> [ACTIVITY]: All lines holding the word "icon" should be located in the records and copied.

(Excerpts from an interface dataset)
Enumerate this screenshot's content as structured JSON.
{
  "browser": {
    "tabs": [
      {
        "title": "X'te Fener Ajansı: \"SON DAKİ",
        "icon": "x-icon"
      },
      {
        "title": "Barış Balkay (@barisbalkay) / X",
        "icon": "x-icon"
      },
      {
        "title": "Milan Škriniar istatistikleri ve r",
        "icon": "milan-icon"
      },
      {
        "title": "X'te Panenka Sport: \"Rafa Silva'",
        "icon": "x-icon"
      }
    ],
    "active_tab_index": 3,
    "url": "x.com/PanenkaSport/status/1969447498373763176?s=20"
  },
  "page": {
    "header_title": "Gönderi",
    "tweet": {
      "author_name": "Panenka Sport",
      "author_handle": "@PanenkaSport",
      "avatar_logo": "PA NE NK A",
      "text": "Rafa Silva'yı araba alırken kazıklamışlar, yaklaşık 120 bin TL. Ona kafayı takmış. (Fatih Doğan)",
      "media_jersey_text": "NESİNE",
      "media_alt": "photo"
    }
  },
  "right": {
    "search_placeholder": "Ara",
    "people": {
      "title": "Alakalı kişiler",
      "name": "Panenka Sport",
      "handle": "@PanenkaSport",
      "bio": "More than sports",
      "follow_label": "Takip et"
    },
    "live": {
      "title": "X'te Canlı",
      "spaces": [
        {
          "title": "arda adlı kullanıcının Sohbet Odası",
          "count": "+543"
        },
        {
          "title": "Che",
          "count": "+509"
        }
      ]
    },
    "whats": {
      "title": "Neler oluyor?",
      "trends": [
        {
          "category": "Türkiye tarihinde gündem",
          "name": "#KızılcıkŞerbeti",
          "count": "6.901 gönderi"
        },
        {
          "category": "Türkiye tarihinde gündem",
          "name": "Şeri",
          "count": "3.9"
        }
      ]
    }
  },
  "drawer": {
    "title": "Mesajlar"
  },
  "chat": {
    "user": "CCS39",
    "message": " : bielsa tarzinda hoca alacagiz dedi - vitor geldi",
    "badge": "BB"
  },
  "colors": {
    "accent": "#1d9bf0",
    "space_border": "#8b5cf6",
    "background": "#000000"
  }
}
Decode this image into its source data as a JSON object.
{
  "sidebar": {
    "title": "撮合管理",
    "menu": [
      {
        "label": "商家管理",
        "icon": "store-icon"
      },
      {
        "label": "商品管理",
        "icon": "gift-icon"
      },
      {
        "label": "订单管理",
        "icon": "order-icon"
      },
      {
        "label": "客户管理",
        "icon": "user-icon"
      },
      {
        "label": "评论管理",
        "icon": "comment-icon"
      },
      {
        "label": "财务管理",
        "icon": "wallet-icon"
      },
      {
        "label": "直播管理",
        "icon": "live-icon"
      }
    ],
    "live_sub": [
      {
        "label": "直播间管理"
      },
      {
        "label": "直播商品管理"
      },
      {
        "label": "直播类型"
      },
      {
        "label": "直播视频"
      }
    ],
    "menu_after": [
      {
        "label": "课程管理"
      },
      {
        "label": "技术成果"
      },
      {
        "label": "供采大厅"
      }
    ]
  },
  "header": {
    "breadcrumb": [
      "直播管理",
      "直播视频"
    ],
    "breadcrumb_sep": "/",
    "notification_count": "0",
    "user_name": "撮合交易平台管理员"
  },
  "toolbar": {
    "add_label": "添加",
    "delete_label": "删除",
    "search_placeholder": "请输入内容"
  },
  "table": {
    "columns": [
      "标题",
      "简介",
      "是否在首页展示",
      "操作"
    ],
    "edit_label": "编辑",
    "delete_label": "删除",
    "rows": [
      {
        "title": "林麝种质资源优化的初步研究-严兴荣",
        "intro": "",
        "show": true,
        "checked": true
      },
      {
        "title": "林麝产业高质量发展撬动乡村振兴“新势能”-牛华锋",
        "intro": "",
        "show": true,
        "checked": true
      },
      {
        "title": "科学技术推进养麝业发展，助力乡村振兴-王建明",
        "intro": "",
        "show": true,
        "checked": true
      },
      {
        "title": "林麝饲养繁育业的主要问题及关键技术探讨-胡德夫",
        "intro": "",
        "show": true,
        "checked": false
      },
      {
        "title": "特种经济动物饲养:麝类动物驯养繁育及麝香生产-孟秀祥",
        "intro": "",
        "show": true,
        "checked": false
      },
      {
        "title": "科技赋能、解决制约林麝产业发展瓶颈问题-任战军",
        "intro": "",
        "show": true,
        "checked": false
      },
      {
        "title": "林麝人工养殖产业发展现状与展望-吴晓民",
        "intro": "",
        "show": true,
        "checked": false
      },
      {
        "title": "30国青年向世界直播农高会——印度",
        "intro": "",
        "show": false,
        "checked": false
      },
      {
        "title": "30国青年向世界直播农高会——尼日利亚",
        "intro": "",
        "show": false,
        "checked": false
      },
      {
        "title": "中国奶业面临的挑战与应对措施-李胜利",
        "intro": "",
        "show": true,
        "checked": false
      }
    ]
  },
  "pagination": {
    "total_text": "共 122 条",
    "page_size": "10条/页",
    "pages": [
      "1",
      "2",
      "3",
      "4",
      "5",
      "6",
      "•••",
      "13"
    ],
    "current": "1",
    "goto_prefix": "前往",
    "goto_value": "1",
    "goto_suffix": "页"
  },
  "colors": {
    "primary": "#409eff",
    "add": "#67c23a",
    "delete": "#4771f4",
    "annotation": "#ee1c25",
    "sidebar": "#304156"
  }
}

> [OUTPUT]:
        "icon": "x-icon"
        "icon": "x-icon"
        "icon": "milan-icon"
        "icon": "x-icon"
        "icon": "store-icon"
        "icon": "gift-icon"
        "icon": "order-icon"
        "icon": "user-icon"
        "icon": "comment-icon"
        "icon": "wallet-icon"
        "icon": "live-icon"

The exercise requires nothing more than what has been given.